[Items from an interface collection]
----------------------------------------

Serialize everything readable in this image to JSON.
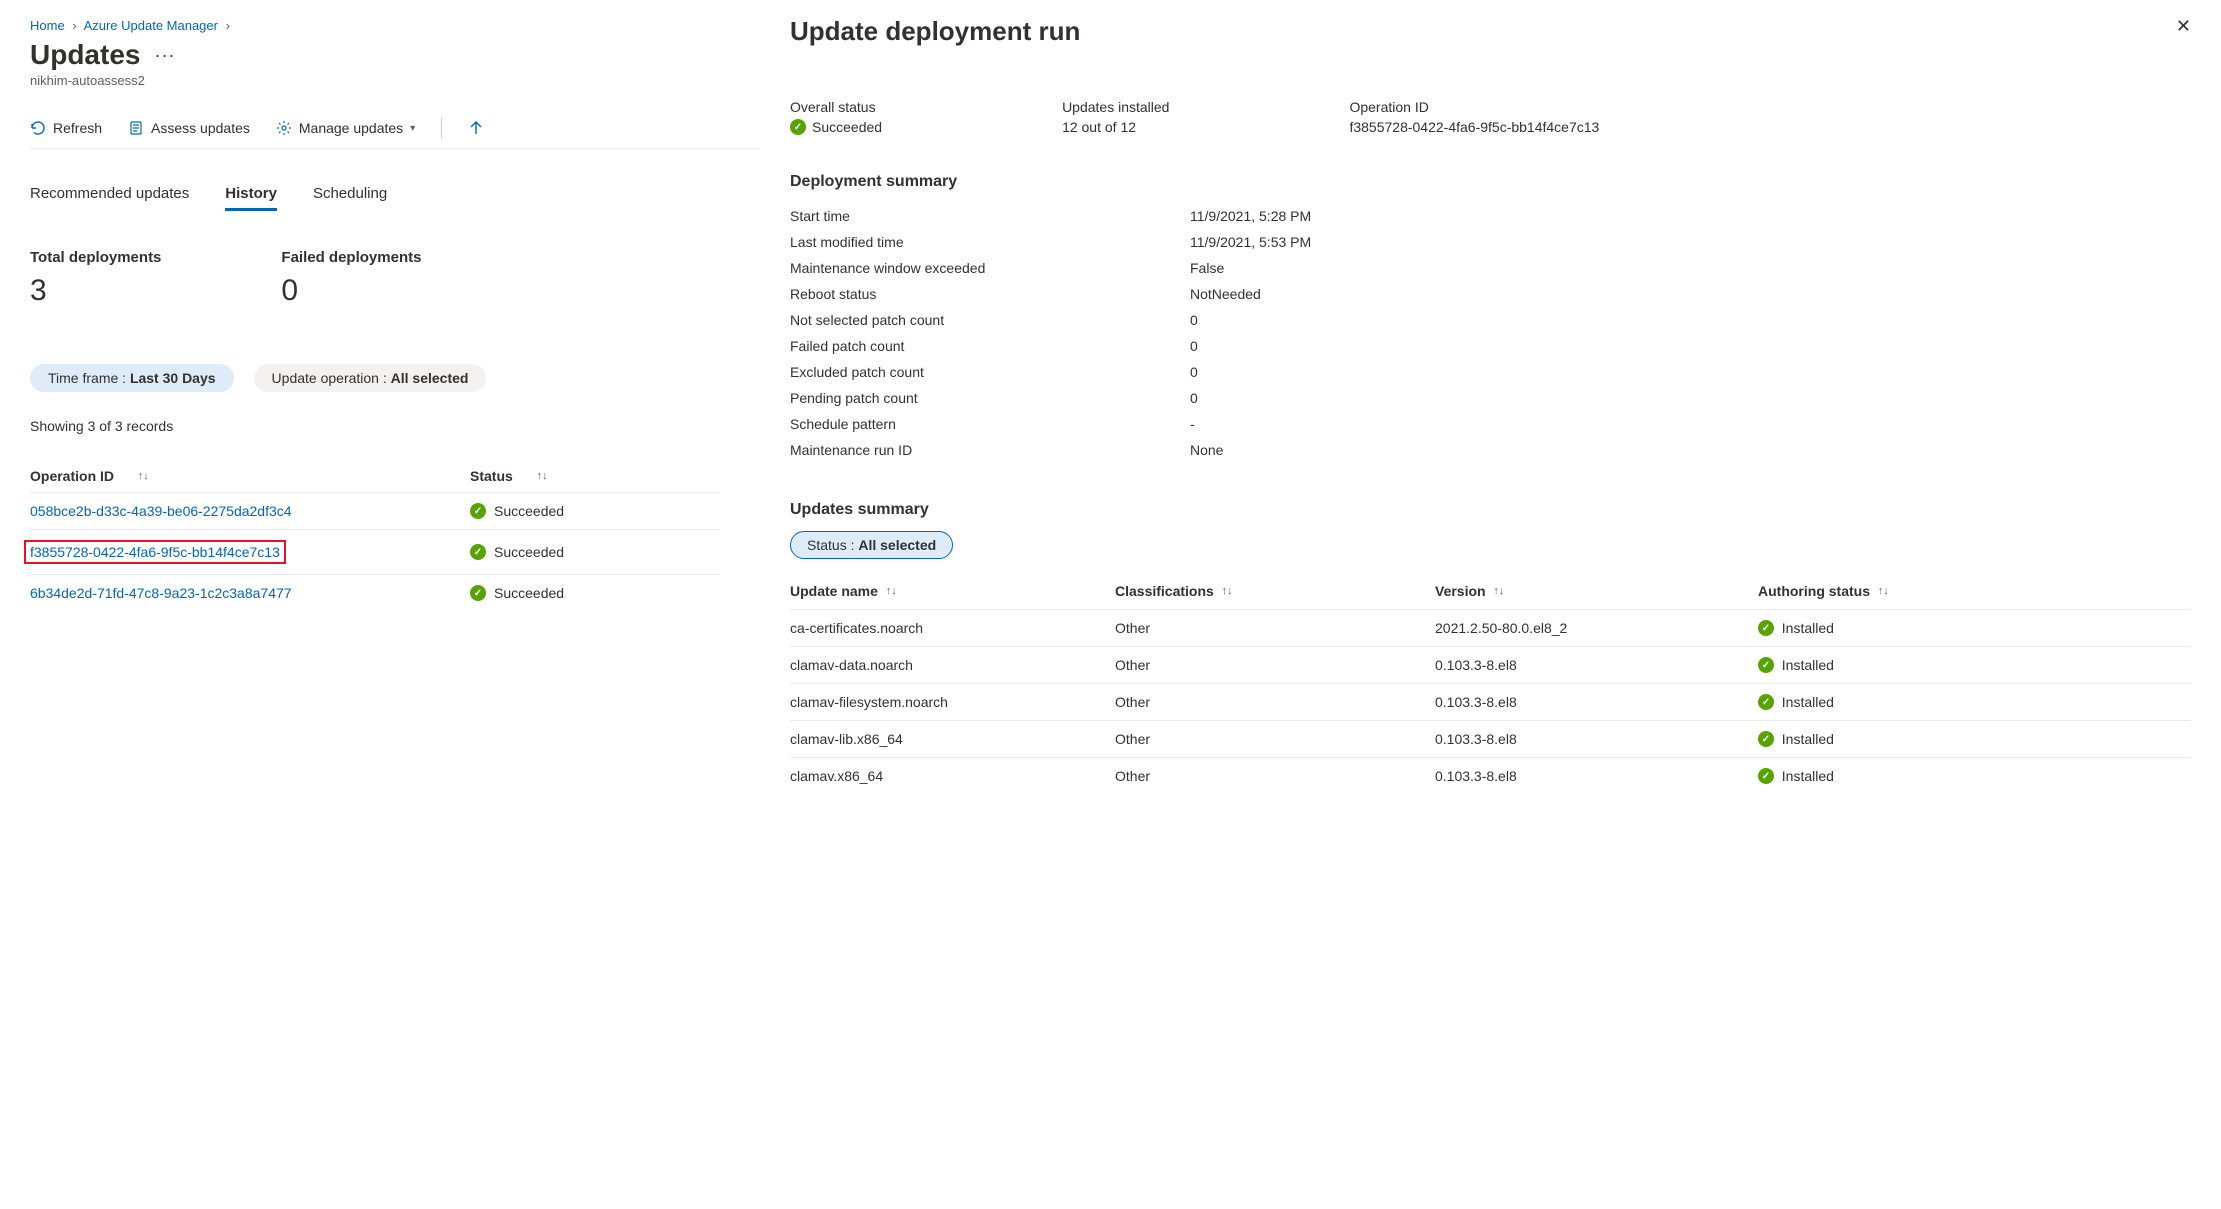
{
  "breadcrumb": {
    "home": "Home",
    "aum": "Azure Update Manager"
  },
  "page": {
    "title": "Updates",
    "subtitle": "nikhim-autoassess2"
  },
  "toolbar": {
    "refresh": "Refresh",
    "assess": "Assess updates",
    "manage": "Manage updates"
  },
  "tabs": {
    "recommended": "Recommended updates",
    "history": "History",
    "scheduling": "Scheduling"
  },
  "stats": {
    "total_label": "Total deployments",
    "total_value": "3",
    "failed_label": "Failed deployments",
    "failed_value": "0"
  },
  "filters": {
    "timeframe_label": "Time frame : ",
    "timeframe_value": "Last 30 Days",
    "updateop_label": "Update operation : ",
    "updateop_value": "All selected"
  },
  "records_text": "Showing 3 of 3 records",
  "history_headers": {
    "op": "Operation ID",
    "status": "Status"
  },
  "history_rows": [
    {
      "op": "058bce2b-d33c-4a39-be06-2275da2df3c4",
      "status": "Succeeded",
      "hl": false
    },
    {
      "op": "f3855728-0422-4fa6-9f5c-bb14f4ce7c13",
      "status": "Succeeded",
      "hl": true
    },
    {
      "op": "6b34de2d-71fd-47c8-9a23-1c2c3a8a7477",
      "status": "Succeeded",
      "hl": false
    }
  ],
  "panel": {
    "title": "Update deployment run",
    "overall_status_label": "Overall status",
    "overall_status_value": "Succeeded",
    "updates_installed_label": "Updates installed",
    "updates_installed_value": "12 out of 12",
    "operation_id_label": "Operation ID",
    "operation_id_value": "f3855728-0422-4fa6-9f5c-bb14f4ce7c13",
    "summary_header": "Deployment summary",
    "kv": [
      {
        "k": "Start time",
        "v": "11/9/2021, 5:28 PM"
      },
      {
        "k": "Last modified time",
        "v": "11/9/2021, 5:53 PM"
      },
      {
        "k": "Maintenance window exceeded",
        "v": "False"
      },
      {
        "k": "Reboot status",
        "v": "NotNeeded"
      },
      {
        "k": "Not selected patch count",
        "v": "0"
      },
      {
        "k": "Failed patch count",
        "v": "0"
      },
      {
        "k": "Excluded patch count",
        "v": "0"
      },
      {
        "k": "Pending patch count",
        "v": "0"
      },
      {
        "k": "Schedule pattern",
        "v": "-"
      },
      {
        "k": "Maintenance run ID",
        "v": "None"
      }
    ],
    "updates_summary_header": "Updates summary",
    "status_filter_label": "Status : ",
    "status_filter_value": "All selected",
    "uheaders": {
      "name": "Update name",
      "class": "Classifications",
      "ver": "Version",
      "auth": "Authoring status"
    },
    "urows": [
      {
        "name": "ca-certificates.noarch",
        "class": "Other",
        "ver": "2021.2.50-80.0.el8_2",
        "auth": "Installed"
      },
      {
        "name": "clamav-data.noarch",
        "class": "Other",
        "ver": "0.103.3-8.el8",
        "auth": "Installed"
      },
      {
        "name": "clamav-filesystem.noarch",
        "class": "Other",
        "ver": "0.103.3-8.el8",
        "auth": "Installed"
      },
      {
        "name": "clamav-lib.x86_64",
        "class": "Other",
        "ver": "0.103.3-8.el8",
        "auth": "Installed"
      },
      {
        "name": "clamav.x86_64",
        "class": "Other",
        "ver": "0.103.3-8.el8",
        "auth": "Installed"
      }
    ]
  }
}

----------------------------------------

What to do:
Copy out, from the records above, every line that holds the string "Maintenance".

Output of the task:
        "k": "Maintenance window exceeded",
        "k": "Maintenance run ID",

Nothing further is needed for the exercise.